shows a close similarity in the heavy-mineral suites of the terrace deposits
and the river deposits. A notable difference is in the high percentage
of hornblende in some of the river material and its scarcity in the terrace
material. No monazite was noted in the river material, but in some of
the terrace localities monazite makes up to 10 percent of the total heavy-
mineral content.
Close similarity in the heavy minerals of the river deposits and the
adjacent terrace deposits indicates that a major source of the river's


SFor Master's degree at Florida State University.





REPORT OF INVESTIGATIONS No. 16 77

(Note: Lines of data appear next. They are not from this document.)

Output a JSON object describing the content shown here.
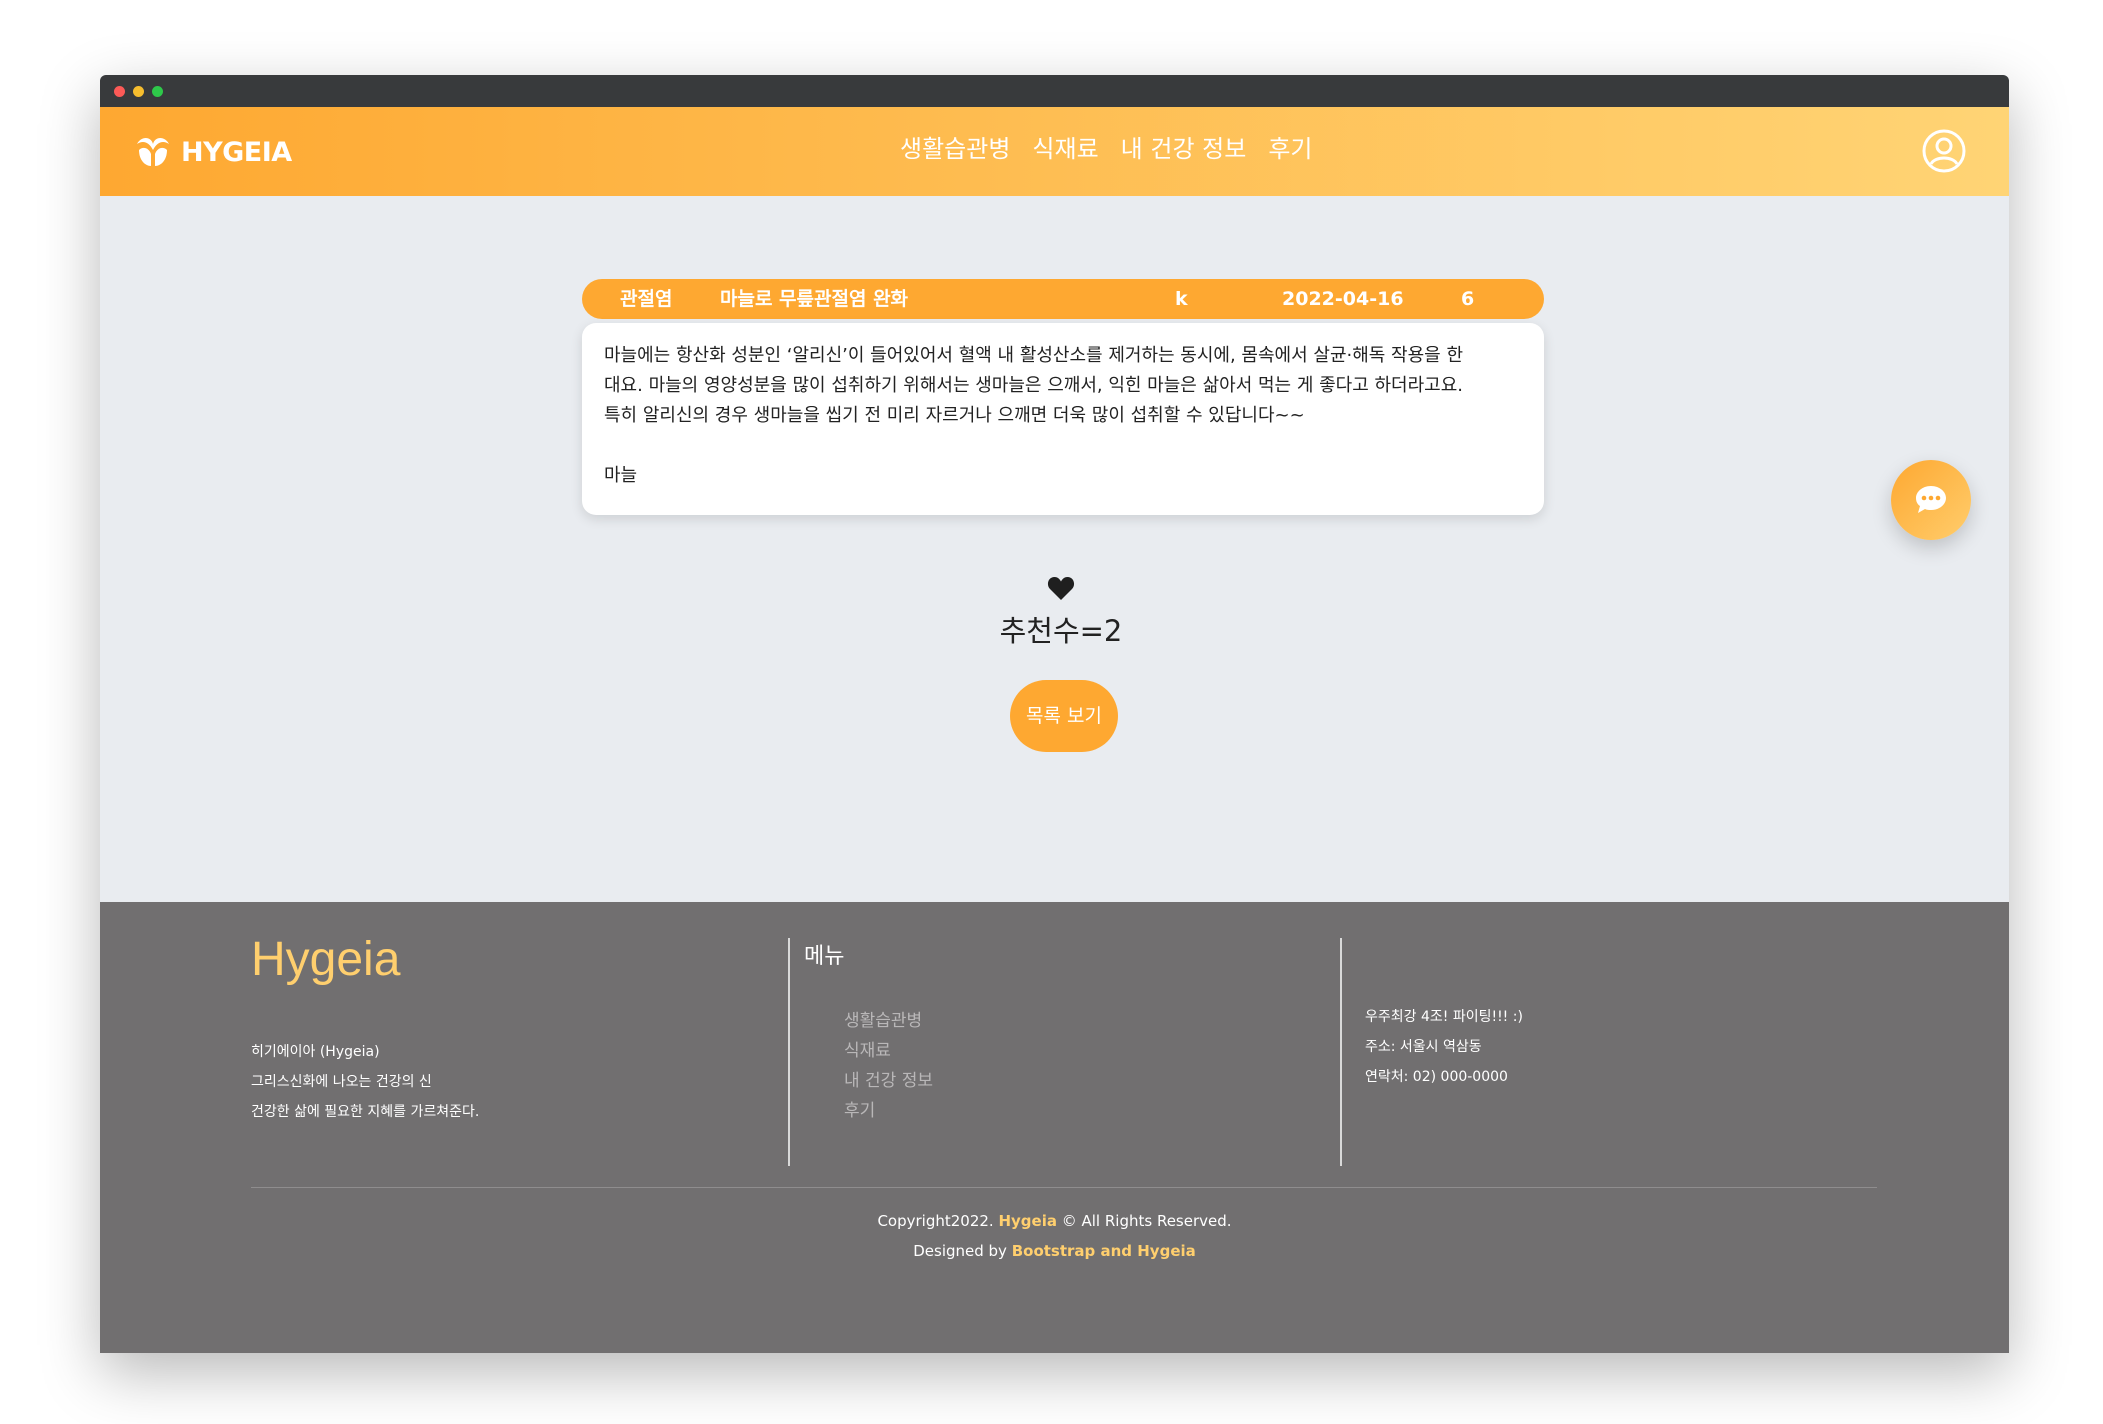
{
  "window": {
    "controls": [
      "close",
      "minimize",
      "maximize"
    ]
  },
  "navbar": {
    "brand": "HYGEIA",
    "links": [
      "생활습관병",
      "식재료",
      "내 건강 정보",
      "후기"
    ],
    "profile_icon": "user-circle-icon"
  },
  "post": {
    "category": "관절염",
    "title": "마늘로 무릎관절염 완화",
    "author": "k",
    "date": "2022-04-16",
    "views": "6",
    "body_lines": [
      "마늘에는 항산화 성분인 ‘알리신’이 들어있어서 혈액 내 활성산소를 제거하는 동시에, 몸속에서 살균·해독 작용을 한",
      "대요. 마늘의 영양성분을 많이 섭취하기 위해서는 생마늘은 으깨서, 익힌 마늘은 삶아서 먹는 게 좋다고 하더라고요.",
      "특히 알리신의 경우 생마늘을 씹기 전 미리 자르거나 으깨면 더욱 많이 섭취할 수 있답니다~~"
    ],
    "ingredient": "마늘"
  },
  "recommend": {
    "icon": "heart-icon",
    "label": "추천수=2"
  },
  "list_button": "목록 보기",
  "chat_button_icon": "chat-bubble-icon",
  "footer": {
    "title": "Hygeia",
    "desc_lines": [
      "히기에이아 (Hygeia)",
      "그리스신화에 나오는 건강의 신",
      "건강한 삶에 필요한 지혜를 가르쳐준다."
    ],
    "menu_title": "메뉴",
    "menu_items": [
      "생활습관병",
      "식재료",
      "내 건강 정보",
      "후기"
    ],
    "contact_lines": [
      "우주최강 4조! 파이팅!!! :)",
      "주소: 서울시 역삼동",
      "연락처: 02) 000-0000"
    ],
    "copyright_prefix": "Copyright2022. ",
    "copyright_brand": "Hygeia",
    "copyright_suffix": " © All Rights Reserved.",
    "designed_prefix": "Designed by ",
    "designed_by": "Bootstrap and Hygeia"
  },
  "colors": {
    "accent": "#fea831",
    "accent_light": "#ffd475",
    "footer_bg": "#716f70",
    "footer_highlight": "#ffcf6e"
  }
}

present bed load is the terrace material. Since the construction of the
Talquin dam, the upstream sources of material have been cut off. The
load below the dam is now obtained mainly by reworking of the flood
plain and through contributions of Pleistocene terrace material from
tributary streams and by slumping of this material along the banks of
the Ochlockonee River. The limestone bedrock over which the river
flows probably contributes a very small amount of plastic material to
the bed load.